Escherichia coli bacteria usually live in the intestines of people and animals. Most varieties of E. coli are completely harmless or cause a rather brief diarrhea. But a few particularly nasty strains, such as E. coli O157:H7, can sometimes cause severe abdominal cramps, bloody diarrhea and vomiting. You may be exposed to E. coli from contaminated water or food — especially raw vegetables and undercooked ground meet. Healthy adults usually recover from infection with E. coli O157:H7 within a week, but young children and older adults have a much greater risk of developing a life-threatening form of kidney failure called hemolytic uremic syndrome. Here is what you need to know about E. Coli symptoms.
Early symptoms of E. coli O157:H7
The early symptoms of E. coli O157:H7 infections usually appear about three to five days after a person ingests the bacteria and they include:
- Stomach cramps
- Diarrhea that often is bloody
- Fever of about 100 F to 101 F
- Loss of appetite
Later symptoms E. coli O157:H7 infections
The majority of people that are infected resolve the infection without antibiotics in about five to seven days.
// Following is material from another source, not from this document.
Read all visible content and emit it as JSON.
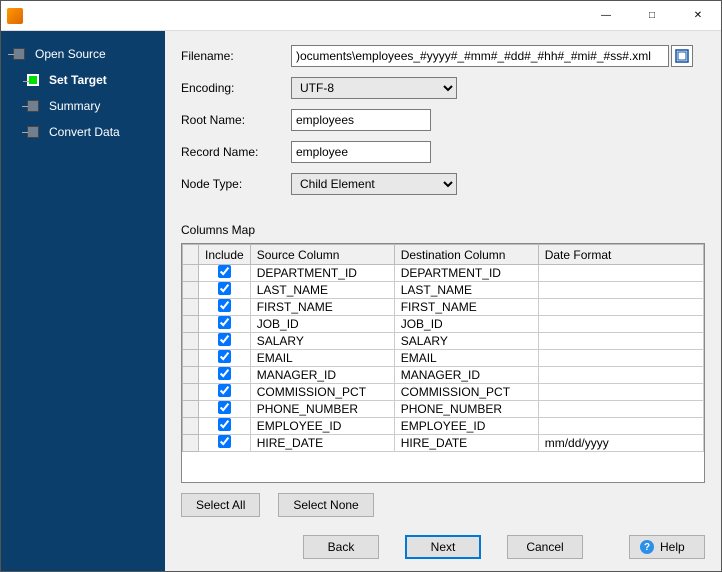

However, some people (especially children under the age of 5 and the elderly) develop more severe symptoms, and these people usually require hospitalization and various forms of treatment. These patients develop the usual early symptoms listed above, but do not resolve the infection eventually. They develop symptoms that last longer and, if not treated immediately, the infection may lead to disability or even death in severe cases.
Later symptoms of E. coli infections may include some of the following symptoms:
- Hemorrhagic diarrhea
- Pale skin color
- Severe dehydration
- Severe abdominal pains
- Easy bruising
- Shortness of breath
- Kidney failure
E. coli can affect anyone who is exposed to the bacteria. But some people are more likely to develop problems than are others. Risk factors include:
- Age. Young children and older adults are at much higher risk of experiencing the infection caused by E. coli and more-serious complications.
- Weakened immune systems. People who have weakened immune systems — from AIDS or drugs to treat cancer or prevent the rejection of organ transplants — are much more likely to become ill from ingesting E. coli.
- Eating certain types of food. Riskier foods include undercooked hamburgers, unpasteurized milk, apple juice as well as soft cheeses made from raw milk.
- Time of year. Though it's not entirely clear why, the majority of E. coli infections in the U.S. occur from June through September.
- Decreased stomach acid levels. Stomach acid offers some protection against E. coli. If you take medications to reduce your levels of stomach acid, you may increase your risk of an E. coli infection.
In most cases, home care is all that’s usually required to treat an E. coli infection. Do your best to drink plenty of water, get lots of rest, and keep an eye for more severe symptoms that require immediate help. If you have bloody diarrhea or fever, check with your doctor before taking any antidiarrheal medications. Also, you should always check with your pediatrician before giving medications to infants or children. If dehydration is a concern, your doctor may order hospitalization and intravenous fluids. Most people show improvement within five to seven days after the onset of an infection, and make a full recovery.